__Exercise details__:
Go over the lines below, and when one contains the word "Windows", copy it.

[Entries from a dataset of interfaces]

────────

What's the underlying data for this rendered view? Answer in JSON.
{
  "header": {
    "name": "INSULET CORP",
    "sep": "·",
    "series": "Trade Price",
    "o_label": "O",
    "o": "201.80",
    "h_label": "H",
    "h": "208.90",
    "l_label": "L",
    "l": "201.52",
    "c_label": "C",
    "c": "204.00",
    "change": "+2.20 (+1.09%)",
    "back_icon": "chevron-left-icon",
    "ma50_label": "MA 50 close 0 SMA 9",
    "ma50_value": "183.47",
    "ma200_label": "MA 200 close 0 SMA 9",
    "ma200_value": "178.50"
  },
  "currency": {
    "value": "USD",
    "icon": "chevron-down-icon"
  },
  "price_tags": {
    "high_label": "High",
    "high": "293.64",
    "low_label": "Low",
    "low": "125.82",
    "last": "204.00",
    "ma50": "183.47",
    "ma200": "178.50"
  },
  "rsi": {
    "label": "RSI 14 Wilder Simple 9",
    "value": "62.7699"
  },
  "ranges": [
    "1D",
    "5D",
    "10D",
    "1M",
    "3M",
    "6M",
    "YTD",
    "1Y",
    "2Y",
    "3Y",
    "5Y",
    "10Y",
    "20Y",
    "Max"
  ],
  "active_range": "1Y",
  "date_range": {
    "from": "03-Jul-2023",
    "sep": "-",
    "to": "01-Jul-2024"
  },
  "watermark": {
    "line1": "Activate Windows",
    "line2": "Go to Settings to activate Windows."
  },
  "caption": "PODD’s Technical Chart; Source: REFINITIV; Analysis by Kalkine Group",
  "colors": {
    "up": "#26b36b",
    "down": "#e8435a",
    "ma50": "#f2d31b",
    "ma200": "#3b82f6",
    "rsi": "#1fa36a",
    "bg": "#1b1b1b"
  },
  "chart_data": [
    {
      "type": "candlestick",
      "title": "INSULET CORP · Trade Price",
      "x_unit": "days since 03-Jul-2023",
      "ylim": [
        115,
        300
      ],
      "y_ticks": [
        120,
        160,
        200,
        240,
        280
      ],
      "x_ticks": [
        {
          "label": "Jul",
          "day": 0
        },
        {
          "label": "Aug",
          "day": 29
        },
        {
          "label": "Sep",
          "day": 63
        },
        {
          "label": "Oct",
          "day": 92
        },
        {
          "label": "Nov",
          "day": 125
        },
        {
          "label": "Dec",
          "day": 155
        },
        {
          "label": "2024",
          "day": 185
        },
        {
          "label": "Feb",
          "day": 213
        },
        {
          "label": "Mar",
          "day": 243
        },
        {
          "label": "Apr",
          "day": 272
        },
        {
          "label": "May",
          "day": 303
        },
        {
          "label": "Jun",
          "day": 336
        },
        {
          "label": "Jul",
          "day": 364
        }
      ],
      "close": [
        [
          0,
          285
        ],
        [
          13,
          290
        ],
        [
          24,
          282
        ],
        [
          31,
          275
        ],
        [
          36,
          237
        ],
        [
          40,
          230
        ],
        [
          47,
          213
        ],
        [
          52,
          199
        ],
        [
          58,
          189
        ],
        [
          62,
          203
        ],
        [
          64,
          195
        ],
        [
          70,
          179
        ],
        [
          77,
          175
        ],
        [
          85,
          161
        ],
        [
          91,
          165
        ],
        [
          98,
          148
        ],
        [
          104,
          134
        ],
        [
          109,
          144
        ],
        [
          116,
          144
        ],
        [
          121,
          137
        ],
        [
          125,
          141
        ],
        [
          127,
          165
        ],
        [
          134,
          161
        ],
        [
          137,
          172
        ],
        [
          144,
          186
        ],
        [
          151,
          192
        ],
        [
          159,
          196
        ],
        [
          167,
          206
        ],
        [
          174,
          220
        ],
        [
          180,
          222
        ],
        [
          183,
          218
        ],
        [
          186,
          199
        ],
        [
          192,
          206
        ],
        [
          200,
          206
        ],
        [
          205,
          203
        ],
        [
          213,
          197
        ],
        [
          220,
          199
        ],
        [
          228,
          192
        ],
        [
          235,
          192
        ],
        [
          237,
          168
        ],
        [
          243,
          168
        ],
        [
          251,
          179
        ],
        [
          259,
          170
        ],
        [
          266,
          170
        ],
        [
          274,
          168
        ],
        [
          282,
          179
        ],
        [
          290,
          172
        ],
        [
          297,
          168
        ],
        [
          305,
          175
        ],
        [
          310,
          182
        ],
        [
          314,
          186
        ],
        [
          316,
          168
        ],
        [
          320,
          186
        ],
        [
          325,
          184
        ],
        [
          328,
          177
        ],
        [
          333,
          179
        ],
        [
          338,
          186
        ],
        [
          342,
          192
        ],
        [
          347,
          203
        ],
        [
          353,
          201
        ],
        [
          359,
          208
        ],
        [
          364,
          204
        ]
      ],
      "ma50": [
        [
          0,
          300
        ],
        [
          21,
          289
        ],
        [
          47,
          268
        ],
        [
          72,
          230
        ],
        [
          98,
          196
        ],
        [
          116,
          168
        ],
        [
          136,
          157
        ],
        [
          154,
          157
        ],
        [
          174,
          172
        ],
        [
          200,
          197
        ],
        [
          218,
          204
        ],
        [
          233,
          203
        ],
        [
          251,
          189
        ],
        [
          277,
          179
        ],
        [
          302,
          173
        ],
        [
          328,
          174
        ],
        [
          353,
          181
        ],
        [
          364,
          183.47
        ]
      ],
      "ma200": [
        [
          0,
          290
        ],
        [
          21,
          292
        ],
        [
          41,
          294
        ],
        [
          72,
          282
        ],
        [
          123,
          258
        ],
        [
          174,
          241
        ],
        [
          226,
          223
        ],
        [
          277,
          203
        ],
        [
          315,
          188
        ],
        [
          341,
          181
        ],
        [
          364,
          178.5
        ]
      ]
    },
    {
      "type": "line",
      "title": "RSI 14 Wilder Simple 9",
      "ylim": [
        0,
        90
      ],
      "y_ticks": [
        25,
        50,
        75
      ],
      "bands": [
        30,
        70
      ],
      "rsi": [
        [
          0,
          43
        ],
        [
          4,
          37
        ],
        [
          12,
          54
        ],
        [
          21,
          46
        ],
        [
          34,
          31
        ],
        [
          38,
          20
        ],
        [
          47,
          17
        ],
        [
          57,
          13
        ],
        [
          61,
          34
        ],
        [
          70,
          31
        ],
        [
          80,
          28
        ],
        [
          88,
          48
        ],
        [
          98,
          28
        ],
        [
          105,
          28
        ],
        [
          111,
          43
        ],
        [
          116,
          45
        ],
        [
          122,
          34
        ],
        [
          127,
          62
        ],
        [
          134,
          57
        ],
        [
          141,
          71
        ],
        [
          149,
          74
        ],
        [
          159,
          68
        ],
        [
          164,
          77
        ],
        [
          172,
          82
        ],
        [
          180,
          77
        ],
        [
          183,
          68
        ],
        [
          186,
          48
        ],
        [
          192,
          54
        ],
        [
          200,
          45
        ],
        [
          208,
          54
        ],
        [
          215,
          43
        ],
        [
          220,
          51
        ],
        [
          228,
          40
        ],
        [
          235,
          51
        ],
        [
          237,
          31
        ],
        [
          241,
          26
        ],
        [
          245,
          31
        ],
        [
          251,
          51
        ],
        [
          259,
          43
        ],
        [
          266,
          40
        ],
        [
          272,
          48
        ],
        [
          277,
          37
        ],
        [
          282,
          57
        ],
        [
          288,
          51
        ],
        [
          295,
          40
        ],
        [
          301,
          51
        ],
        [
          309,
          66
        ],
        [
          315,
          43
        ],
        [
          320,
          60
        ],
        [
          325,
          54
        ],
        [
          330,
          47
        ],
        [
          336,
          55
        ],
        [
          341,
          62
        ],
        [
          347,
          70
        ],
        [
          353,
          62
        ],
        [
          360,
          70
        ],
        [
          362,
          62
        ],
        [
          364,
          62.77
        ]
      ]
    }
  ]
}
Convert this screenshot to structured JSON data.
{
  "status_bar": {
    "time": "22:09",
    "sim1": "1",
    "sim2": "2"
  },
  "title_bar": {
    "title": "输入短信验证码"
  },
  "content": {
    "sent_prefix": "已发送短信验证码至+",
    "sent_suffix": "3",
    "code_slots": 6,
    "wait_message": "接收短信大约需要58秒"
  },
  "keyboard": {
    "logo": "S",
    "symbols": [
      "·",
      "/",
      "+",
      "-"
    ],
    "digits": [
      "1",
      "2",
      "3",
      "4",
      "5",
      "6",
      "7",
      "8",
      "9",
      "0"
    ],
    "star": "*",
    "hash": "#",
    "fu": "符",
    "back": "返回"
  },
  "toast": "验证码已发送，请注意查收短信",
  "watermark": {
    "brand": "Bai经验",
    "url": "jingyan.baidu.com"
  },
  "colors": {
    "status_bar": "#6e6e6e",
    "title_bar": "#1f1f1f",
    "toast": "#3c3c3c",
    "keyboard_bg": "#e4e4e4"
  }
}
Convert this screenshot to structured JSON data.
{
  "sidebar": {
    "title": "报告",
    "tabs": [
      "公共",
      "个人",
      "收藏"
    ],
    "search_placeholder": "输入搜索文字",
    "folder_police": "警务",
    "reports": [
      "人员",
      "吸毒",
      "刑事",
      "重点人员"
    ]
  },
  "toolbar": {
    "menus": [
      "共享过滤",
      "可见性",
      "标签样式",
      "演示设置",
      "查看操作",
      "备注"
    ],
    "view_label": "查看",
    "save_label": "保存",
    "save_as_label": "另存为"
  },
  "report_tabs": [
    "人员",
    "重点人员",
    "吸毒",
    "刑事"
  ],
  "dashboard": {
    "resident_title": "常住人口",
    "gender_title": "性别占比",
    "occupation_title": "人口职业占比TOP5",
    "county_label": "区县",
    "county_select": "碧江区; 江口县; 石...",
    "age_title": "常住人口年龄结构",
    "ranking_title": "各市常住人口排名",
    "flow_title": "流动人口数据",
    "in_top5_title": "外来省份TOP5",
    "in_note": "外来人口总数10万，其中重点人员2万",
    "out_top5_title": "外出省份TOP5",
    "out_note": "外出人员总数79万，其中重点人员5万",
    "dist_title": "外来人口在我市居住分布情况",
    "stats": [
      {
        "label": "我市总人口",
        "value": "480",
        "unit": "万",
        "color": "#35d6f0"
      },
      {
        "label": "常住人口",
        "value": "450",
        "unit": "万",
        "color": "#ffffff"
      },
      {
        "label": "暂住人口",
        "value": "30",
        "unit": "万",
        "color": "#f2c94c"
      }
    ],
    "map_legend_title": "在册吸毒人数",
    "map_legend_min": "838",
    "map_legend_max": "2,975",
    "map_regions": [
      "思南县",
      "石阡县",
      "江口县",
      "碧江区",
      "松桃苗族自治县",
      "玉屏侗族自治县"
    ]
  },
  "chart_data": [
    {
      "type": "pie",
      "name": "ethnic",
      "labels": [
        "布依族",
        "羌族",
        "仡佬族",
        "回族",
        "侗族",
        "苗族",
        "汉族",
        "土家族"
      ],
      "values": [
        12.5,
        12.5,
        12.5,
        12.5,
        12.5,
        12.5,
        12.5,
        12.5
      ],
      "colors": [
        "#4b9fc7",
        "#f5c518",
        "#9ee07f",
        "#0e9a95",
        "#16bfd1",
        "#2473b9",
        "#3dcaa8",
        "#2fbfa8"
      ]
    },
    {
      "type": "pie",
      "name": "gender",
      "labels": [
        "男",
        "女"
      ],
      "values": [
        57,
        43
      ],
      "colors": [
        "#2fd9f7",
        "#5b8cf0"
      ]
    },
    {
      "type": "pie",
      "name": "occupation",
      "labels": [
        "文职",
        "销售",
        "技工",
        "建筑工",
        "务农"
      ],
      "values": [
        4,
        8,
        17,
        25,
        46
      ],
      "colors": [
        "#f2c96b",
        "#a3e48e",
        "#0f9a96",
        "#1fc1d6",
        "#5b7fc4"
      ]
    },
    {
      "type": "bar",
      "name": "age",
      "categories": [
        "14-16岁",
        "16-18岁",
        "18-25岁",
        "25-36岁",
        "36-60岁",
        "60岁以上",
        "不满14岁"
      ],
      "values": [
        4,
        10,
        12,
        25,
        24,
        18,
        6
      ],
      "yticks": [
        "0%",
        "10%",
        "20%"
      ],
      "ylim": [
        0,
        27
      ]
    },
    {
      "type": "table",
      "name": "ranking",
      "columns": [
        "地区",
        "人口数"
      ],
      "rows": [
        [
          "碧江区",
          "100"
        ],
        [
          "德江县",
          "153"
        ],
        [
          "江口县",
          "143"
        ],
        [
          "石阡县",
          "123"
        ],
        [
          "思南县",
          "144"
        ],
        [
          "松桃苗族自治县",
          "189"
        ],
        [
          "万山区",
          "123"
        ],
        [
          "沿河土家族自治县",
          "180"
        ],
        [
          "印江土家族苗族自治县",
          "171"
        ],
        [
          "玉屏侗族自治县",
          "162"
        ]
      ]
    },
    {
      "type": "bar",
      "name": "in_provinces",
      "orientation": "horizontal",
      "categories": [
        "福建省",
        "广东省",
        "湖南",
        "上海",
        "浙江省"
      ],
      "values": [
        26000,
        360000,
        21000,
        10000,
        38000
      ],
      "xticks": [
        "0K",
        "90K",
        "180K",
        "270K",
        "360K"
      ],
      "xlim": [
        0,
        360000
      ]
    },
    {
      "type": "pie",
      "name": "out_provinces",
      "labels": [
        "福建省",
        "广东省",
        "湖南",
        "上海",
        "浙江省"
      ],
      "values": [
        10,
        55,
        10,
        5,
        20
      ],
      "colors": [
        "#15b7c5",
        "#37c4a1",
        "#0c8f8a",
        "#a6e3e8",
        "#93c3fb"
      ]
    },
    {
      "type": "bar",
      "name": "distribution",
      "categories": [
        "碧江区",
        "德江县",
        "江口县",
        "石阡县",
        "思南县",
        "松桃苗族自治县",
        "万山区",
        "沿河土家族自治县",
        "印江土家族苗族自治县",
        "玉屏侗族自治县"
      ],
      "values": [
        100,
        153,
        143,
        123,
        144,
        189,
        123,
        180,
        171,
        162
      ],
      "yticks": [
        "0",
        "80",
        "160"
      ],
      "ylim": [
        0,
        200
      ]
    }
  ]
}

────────

__Written reply__:
    "line1": "Activate Windows",
    "line2": "Go to Settings to activate Windows."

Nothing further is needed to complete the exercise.